◆ **ASSIGNMENT**: Give every line from the entries that contains "type".

··· INPUT DATA

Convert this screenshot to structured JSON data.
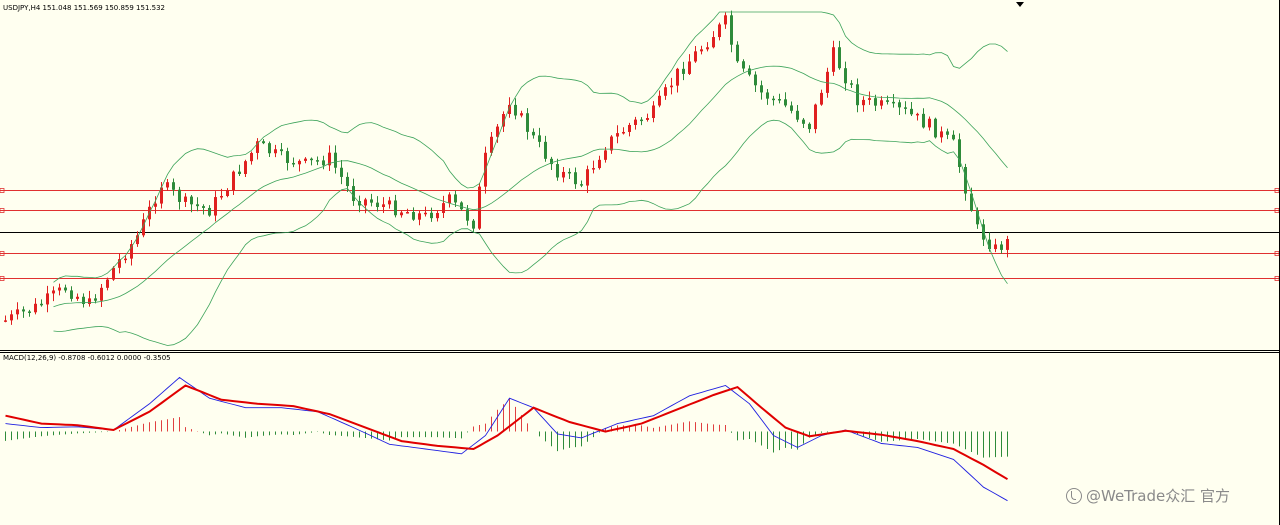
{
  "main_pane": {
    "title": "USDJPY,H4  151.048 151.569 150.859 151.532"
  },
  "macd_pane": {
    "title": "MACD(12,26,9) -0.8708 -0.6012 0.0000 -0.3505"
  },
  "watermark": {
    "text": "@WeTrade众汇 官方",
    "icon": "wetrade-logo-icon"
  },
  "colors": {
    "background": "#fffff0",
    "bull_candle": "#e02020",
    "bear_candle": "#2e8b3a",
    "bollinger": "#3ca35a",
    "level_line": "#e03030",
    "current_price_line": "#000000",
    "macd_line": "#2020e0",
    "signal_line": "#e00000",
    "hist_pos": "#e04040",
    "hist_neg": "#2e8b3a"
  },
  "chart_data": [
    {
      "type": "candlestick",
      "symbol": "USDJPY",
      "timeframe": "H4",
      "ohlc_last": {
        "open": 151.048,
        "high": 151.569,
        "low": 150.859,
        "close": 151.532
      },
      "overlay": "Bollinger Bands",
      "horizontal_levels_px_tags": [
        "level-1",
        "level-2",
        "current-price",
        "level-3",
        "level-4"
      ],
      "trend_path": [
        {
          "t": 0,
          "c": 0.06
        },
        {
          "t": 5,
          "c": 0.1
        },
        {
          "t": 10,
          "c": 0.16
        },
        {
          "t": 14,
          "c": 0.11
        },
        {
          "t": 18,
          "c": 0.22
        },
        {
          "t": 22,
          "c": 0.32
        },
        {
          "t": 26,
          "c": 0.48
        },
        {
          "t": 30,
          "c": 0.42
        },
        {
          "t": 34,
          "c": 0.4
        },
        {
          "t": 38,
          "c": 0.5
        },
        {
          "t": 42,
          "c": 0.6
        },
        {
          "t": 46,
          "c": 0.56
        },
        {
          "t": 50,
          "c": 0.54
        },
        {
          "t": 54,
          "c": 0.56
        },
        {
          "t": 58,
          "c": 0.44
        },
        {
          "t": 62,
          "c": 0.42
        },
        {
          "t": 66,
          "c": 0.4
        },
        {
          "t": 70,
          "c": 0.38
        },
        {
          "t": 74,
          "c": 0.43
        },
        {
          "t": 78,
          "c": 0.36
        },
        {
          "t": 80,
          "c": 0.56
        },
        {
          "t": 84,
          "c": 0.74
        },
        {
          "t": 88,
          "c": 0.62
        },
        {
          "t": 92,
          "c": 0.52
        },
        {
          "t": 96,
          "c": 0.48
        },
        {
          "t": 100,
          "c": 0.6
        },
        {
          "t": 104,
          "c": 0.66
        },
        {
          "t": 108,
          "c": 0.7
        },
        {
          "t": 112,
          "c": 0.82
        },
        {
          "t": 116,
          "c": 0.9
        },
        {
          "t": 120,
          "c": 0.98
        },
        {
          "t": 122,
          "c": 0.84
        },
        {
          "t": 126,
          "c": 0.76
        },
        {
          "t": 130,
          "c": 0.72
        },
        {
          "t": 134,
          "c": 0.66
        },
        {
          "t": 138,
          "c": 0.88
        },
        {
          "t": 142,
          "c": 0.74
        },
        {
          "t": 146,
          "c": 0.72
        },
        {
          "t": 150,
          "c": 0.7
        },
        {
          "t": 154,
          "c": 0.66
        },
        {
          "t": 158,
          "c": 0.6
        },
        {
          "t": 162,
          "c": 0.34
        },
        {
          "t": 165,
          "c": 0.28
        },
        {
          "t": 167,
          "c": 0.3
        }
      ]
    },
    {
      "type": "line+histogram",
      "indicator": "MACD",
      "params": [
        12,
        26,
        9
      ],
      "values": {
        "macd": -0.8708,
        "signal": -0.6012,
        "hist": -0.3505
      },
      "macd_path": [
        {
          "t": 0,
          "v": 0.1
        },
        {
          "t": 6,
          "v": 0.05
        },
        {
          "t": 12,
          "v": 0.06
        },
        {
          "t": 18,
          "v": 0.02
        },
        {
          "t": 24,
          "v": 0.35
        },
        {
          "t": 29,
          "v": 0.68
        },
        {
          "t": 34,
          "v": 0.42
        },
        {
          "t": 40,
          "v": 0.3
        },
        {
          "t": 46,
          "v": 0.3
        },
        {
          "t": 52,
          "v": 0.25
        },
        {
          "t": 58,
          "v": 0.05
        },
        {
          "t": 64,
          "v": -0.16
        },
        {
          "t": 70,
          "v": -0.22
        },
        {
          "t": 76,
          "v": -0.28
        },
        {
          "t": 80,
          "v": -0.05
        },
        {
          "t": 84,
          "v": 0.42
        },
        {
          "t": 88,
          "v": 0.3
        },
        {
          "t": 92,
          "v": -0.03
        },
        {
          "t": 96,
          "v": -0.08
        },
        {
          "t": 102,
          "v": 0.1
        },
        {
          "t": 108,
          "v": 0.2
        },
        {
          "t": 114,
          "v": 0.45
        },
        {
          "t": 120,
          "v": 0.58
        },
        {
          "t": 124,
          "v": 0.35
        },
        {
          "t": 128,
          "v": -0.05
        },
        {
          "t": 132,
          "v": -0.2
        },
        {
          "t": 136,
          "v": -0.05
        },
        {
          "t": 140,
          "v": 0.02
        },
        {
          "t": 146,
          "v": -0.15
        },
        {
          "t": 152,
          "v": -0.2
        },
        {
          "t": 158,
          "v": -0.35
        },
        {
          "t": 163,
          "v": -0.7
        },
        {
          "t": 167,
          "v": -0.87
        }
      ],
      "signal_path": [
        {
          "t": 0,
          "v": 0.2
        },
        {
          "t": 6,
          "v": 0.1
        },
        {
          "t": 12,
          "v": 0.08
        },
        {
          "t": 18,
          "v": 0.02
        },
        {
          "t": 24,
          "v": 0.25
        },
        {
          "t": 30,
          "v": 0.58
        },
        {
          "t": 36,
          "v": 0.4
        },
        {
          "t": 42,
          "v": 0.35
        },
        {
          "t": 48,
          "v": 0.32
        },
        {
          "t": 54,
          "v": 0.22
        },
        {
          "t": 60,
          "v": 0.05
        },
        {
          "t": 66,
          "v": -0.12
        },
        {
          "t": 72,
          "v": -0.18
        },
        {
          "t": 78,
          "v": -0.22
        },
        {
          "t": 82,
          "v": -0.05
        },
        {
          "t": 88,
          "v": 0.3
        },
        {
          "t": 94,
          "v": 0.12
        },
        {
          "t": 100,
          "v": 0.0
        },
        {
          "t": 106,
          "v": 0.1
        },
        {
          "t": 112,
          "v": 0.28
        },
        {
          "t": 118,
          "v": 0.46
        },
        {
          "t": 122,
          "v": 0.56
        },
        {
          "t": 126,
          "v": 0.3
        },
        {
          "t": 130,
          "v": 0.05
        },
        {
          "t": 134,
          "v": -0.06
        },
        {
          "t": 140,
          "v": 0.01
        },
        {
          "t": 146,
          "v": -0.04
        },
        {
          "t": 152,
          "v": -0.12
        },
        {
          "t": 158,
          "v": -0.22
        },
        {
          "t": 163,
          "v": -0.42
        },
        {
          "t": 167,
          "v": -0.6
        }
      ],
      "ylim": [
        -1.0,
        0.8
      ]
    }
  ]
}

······

◆ **RESPONSE FOR THIS EXERCISE**:
      "type": "candlestick",
      "type": "line+histogram",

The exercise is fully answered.